In this article, we will discuss an important technique for efficiently drawing many objects with a single draw call: instanced rendering. This technique helps you get the most out of the GPU while keeping memory and CPU usage to a minimum.
The sample app for this post renders several dozen animated cows moving on top of a randomly-generated terrain patch. Each cow has its own position, orientation, and movement direction, all of which are updated every frame. We do all of this drawing with only two draw calls. The app consumes only a few percent of the CPU, but maxes out the GPU, drawing over 240,000 triangles per frame. Even with this large load, the device manages to render at an ideal 60 frames per second.
In this post, we’ll talk about some of the more advanced features of texturing in Metal. We’ll apply a cube map to a skybox to simulate a detailed environment surrounding the scene. We’ll also introduce a technique called cubic environment mapping to simulate reflection and refraction, to further enhance the realism of our virtual world.
In this post, we will start exploring the world of image processing with the Metal shading language.
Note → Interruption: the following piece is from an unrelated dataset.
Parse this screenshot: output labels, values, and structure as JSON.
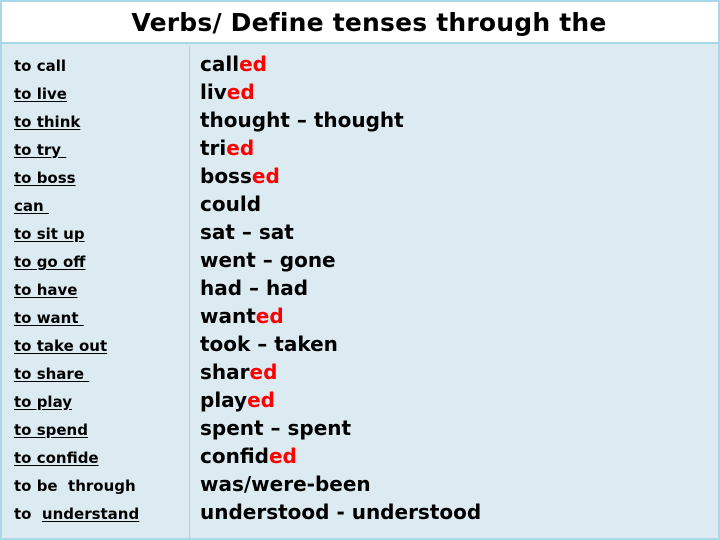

We will create a framework capable of representing chains of image filters, then write a pair of image filters that will allow us to adjust the saturation and blur of an image. The end result will be an interactive app that allows you to control the image filter parameters in real-time.
This post is designed to be read after its companion article, Introduction to Compute Programming.
You can download the sample project here.
This post is an introduction to topics in compute (or data-parallel) programming. It is designed to be read before its companion article, Fundamentals of Image Processing. In this article, we will cover the basics of setting up the compute pipeline and executing kernel functions on large sets of data in parallel. The companion article covers the basics of image processing and builds on the foundation laid here.
Textures are a central topic in rendering. Although they have many uses, one of their primary purposes is to provide a greater level of detail to surfaces than can be achieved with vertex colors alone.
In this post, we’ll talk about texture mapping, which helps us bring virtual characters to life. We’ll also introduce samplers, which give us powerful control over how texture data is interpreted while drawing. Along the way, we will be assisted by a cartoon cow named Spot.
You can download the sample code for this post here.
One of the changes made to the Metal API in the iOS 8 GM was the addition of the
supportsFeatureSet: method to the
MTLDevice protocol. The purpose of this method is to differentiate between devices powered by the A7 and A8 processor, because these chips offer different capabilities to Metal.
In this post, we’ll finally start rendering in 3D. In order to get there, we’ll talk about how to load 3D model data from disk, how to tell Metal to draw from a vertex buffer using indices, and how to manipulate objects in real time.
This post assumes that you know a little linear algebra. I have written an incomplete introduction to the subject in this post. There are also many excellent resources around the Internet should you need more information on a particular topic.
You can download the sample project for this post here.
This post will cover the essential mathematics for doing 3D graphics programming. I chose to split it out into a separate post because there is quite a lot of ground to cover, and attempting to wedge all of these concepts into a tutorial post would be overwhelming. If you already have a grasp of this material, this post is largely optional, but it does establish the notational and geometric conventions I use elsewhere.
The previous two posts covered many of the nitty-gritty details of Metal, but I wanted to take a step back and put Metal in context. Not only are future posts going to require more work — more math, more figures, more code, deeper examples — I feel it may be necessary to explain the motivation behind this blog. This post is about what I think Metal is and can be, and why I’m so interested in helping others learn about it.